Sciatica most commonly occurs when a herniated disk, bone spur on the spine, or narrowing of the spine (spinal stenosis) compresses part of the nerve. It can also occur with the sciatic nerve is compressed under the piriformis muscles. Sometimes, a trigger point in the gluteus minimus muscle can mimic sciatica type symptoms as well.
Pain that radiates from your lower (lumbar) spine to your buttock and down the back of your leg is the hallmark of sciatica. You might feel the discomfort almost anywhere along the nerve pathway, but it’s especially likely to follow a path from your low back to your buttock and the back of your thigh and calf.
The pain can vary widely, from a mild ache to a sharp, burning sensation or excruciating pain. Sometimes it can feel like a jolt or electric shock. It can be worse when you cough or sneeze, and prolonged sitting can aggravate symptoms. Some people also have numbness, tingling or muscle weakness in the affected leg or foot. You might have pain in one part of your leg and numbness in another part.
Some movements and that can be painful with sciatica include bending forward and lifting. In addition, prolonged sitting or pressure on the affected buttock may be painful.
If you’ve been diagnosed with sciatica, the first common-sense recommendation is to take a short break from any aggravating activity. This allows any irritation or inflammation around the nerve to settle down. While taking a break usually helps with pain, in order to get back to bending, lifting, and sitting without pain, you have to address the root of the issue. The best way to determine the root causes of sciatica is to have a movement assessment performed.
Sciatica is often correlated with a lack of mobility of the hip muscles and the spine muscles. There may also be a weakness at the core and gluteal muscles. In addition, poor technique with exercise and pushing through pain may lead to sciatica type symptoms.
Once you know what your specific limitations are, you can get to work. If the low back or buttocks are painful, press-up exercises can be effective for pain relief. These exercises can be found in our video library. If pain persists, having hand-on therapy performed can alleviate a stubbornly painful back or hip.
If weakness is found, learning activation exercises to engage muscles that are not firing well is key. Some muscle groups that should be focused on include the trunk, lower back, and hips.

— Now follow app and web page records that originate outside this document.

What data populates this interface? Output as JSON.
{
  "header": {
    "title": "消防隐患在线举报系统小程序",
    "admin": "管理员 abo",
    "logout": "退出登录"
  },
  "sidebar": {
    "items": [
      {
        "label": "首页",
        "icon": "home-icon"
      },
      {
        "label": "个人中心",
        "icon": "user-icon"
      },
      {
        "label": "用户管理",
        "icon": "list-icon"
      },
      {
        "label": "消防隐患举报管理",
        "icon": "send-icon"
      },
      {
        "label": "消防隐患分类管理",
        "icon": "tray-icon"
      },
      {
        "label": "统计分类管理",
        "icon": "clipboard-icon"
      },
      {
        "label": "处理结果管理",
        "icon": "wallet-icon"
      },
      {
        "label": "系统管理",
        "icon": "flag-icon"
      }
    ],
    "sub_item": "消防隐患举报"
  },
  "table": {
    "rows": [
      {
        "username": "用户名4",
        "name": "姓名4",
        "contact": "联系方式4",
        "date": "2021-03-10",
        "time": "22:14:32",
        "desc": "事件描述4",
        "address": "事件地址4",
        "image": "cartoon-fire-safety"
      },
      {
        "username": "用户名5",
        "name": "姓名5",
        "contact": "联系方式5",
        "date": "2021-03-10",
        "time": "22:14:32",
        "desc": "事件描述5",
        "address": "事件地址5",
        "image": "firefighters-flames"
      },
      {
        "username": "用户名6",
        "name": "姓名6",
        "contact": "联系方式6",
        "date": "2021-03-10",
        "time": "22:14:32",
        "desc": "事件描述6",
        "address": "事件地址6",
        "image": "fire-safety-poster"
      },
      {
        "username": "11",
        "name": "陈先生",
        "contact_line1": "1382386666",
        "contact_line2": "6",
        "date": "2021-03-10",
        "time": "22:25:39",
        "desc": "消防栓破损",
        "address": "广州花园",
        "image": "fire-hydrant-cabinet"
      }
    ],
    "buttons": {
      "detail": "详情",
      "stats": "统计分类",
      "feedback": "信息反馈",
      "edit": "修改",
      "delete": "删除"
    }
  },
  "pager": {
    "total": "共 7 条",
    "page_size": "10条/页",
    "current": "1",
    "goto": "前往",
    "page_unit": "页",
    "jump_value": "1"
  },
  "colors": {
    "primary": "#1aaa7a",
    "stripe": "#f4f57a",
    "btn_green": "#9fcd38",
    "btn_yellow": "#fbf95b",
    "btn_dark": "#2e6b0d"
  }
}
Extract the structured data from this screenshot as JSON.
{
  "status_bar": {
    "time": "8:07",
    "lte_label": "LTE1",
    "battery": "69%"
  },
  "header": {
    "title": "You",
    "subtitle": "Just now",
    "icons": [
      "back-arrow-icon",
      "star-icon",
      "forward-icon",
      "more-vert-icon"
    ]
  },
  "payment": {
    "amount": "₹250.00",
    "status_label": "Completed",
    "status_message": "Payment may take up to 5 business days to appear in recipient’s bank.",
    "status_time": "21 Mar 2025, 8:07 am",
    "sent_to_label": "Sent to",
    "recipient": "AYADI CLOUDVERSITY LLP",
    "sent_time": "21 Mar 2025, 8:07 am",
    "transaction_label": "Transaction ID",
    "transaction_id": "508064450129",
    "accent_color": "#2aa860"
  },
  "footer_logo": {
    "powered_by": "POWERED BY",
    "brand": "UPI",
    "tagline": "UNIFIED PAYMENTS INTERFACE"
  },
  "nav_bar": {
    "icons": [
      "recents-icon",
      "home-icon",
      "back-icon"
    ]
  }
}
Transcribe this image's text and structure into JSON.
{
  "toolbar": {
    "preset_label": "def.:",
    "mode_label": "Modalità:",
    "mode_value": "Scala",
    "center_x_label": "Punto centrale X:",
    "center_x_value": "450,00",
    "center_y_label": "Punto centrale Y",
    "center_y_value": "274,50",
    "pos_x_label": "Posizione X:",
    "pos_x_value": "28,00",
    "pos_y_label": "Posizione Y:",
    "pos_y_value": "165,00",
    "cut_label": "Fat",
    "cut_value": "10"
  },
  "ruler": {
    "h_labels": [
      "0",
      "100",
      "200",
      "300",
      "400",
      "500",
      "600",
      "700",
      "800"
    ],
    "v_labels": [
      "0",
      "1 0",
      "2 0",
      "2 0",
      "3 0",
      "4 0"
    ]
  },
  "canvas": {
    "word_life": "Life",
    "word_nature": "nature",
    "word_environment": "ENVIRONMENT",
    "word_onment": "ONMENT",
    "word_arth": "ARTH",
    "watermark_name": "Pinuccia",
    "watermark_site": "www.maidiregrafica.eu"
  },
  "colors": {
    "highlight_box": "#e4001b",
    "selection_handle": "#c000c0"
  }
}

Once pain is controlled and muscles engage better, the next step is learning how to create tension and stability with compound movements. Exercises should include the hinge, squat, and lunge patterns.
When addressed with specialized physical therapy, you can overcome sciatica without medications or invasive procedures and reclaim an active life. However, ignoring symptoms may result in a sciatica problem that will cause a decline in your health and quality of life.
If you have symptoms of sciatica and want help, the physical therapists at Movement Solutions would be glad to help you.
We have a free guide on relieving back pain that can give you further insight into back problems like sciatica and help kickstart your recovery. We are available for a free 15-minute phone consultation to talk about how your pain is affecting you and discuss your treatment options.
If you’re considering physical therapy, we offer a limited number of free Discovery Visits at our office. This is an opportunity to ask questions, obtain clarity about your back pain, and foster confidence that we can help you.
If you’re in pain and unsure about what your next steps should be, call us at (864) 558-7346 and ask how we can help.
Call us at (864)558-7346 and ask how we can help.